We take a different approach in our work though: the teams in this age group have the same amount of training sessions as the smallest ones — three times a week (plus one game), and their duration is even reduced. Why? We believe that increasing loads during such a difficult period in terms of physiology, when the body grows and rebuilds, can lead to serious negative changes — increased injuries, loss of flexibility, elasticity or even early tiredness from football or an aversion to the game.

Once the ripening period is over, the players reach 17 and turn from teenagers to young men — the training sessions become more intense, their amount increases to five per week, and physical training, including exercises in the gym, gets no less attention than the rest of the components."

Guus Pennings on how PSV works with fans on social networks: "We pay much attention to the selection of content that we are going to post on social networks. It never crosses with the official website content. It`s exclusive in the sense that only we have it and you won`t see this anywhere else. This is not a boring official protocol card in all media. This is, for example, a photo of Depay on the massage table in the locker room taken during the break of the match against Dynamo in Moscow. Or else selfies of other players made in Moscow as well.

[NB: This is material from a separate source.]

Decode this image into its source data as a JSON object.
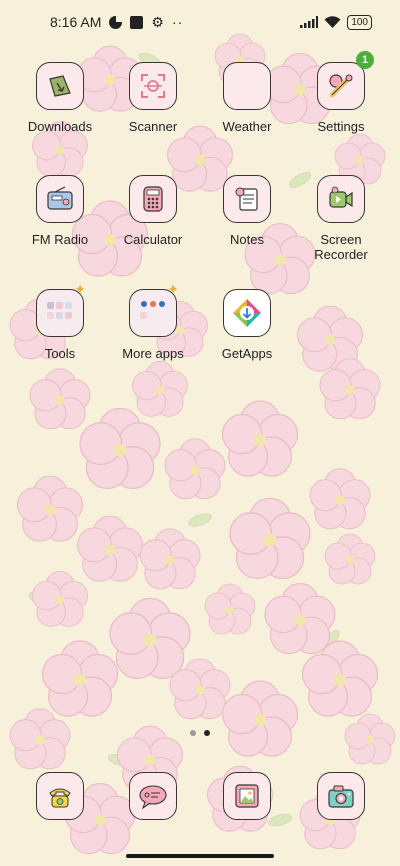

This is the first thing. Secondly, we try to use social networks as a monitoring tool as much as possible, also as a tool for communication, feedback from fans, which allows us to track their reactions — both positive and negative. I’ll give an example of our Twitter accounts: we have two of them for a while — the first is traditional which was originally instituted to inform our audience about the club’s news. And the second one is called PSV Fan Desk, which is opened not so long ago in order to answer questions and complaints from fans without stuffing up the news feed of the first account with this ‘correspondence’. It is quite convenient and it works; this allows you to attract better, interest new fans and sometimes even return old ones — if they might have been offended by something or disappointed in something.

We had a case: we invited fans to an open training session of the first team via Twitter. And one of them answered us at Fan Desk like ‘I will never come to you again because Jeffrey Bruma is a very arrogant guy. I met him at the last training session and asked for an autograph, but he haven`t even looked at me.’ After that, we argued for a long time whether to respond to this tweet or not. Many of us believed that it wasn`t necessary, but I insisted and convinced my colleagues that since a person writes to us then he is not indifferent to us and since he is not indifferent to us then he is not lost to us.

And we finally responded to him: ‘It’s a pity that the last time it happened, come on in, we will try to change your impression of us for the better.’ And you know what this guy said? He replied literally the following: ‘I will definitely come. Thank you for hearing me ...’

I can give you one more tip regarding social networks. If you work in a football club and you are responsible for running your accounts then it`s awfully important if pages are designed in your corporate style with an extensive use of club colors, emblems and other images. Fans like it and according to statistics they repost materials from such accounts in 4 times more often than from those which don`t contain the elements of the corporate identity or contain insufficiently."